• WHAT YOU SHOULD DO
Images aside, return all the entries exactly.

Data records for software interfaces
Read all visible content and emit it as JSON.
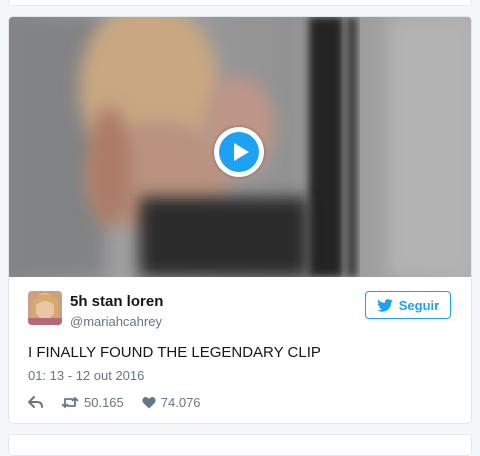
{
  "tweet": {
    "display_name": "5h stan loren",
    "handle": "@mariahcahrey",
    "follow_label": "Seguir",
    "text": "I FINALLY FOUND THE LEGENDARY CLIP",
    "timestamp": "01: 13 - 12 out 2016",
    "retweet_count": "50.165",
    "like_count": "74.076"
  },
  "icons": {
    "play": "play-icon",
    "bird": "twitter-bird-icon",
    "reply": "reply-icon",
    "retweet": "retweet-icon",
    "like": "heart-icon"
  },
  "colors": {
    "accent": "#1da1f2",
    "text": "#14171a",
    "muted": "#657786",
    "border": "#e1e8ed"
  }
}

• SOLUTION TO THIS PROBLEM
Read all visible content and emit it as JSON.
{
  "tweet": {
    "display_name": "5h stan loren",
    "handle": "@mariahcahrey",
    "follow_label": "Seguir",
    "text": "I FINALLY FOUND THE LEGENDARY CLIP",
    "timestamp": "01: 13 - 12 out 2016",
    "retweet_count": "50.165",
    "like_count": "74.076"
  },
  "icons": {
    "play": "play-icon",
    "bird": "twitter-bird-icon",
    "reply": "reply-icon",
    "retweet": "retweet-icon",
    "like": "heart-icon"
  },
  "colors": {
    "accent": "#1da1f2",
    "text": "#14171a",
    "muted": "#657786",
    "border": "#e1e8ed"
  }
}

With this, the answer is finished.